- If you have money you want to set aside, you don’t have to use it. Let’s say you have a savings of $50,000, you can tell the software what you want to do with it. You can tell it to set a portion (or all) of it aside as an emergency fund. You can tell it you’re taking a vacation to Tahiti with $10,000 of it, and that you want to keep an emergency fund of $20,000. The program does not require you to deplete your resources or change your lifestyle. It won’t make you eat “beans and rice” or spaghetti every day on the brink of starvation. You can still have your morning latte. Relax! Whatever you tell it you’re willing to do, the software will look at whatever it has remaining (that it’s allowed to use), and it will apply it to your action plan in the most effective combination to get you debt-free the fastest way possible.
And as complex as it is with calculating all of the math, it is so simple to use. It only takes about 10-15 minutes of time per month to keep it updated. And it very clearly tells you exactly what to pay, when to pay it, how much, and to/from which account. All you have to do is follow instructions. There’s no thinking, no stress, no emotional involvement, and no doubt. Just do it, and the program gets you out of debt in the shortest possible time!

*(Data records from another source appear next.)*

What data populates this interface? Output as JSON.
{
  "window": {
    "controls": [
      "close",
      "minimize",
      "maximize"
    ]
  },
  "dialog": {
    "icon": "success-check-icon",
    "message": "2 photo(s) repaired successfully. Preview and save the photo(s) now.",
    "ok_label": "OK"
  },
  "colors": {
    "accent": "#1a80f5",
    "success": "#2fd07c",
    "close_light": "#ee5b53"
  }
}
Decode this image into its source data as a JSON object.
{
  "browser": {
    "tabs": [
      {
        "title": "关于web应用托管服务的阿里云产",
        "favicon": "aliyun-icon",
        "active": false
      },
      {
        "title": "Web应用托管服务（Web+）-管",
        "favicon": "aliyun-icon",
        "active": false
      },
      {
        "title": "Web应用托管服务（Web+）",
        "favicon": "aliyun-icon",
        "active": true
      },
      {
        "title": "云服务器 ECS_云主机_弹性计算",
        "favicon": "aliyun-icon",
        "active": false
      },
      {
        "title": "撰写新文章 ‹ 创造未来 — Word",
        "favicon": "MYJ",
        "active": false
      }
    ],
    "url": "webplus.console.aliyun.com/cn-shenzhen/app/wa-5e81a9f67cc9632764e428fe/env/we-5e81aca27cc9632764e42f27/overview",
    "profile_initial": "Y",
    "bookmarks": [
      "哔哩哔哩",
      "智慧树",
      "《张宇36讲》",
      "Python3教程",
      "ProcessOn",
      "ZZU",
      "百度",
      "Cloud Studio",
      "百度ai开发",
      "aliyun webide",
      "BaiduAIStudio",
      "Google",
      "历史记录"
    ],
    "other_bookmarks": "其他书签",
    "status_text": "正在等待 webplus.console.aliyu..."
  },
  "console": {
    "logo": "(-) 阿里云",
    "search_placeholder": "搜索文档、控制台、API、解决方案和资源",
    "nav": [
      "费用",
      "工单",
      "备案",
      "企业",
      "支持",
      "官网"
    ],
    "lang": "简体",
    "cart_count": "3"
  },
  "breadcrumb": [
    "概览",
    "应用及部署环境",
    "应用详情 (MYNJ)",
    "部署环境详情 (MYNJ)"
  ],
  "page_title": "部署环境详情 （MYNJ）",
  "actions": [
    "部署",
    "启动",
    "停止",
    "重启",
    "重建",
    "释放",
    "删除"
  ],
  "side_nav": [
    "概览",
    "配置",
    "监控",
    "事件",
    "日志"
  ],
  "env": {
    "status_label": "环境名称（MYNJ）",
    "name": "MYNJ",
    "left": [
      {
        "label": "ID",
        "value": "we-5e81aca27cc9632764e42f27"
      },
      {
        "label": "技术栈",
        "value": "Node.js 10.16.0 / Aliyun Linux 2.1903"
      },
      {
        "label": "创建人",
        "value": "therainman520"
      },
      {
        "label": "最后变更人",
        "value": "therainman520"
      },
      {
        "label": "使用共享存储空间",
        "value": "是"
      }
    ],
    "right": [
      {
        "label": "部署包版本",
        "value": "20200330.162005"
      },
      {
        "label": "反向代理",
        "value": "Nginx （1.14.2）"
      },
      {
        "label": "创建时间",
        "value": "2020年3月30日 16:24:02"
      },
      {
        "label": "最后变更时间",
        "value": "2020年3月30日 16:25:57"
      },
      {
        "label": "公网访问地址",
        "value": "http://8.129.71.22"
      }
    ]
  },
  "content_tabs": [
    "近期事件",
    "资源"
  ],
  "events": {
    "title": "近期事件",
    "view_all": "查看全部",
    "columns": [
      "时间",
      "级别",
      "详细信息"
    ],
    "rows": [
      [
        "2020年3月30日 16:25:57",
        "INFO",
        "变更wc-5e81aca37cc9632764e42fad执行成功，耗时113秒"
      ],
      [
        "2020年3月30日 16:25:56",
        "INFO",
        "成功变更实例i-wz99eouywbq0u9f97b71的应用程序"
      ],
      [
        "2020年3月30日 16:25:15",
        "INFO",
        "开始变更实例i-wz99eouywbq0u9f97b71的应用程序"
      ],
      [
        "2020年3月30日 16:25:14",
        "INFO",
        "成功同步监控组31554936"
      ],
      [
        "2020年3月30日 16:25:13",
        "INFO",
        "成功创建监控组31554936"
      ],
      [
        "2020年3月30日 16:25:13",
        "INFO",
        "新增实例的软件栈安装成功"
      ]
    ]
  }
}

Hopefully this explanation sheds some light on what makes our program so powerful.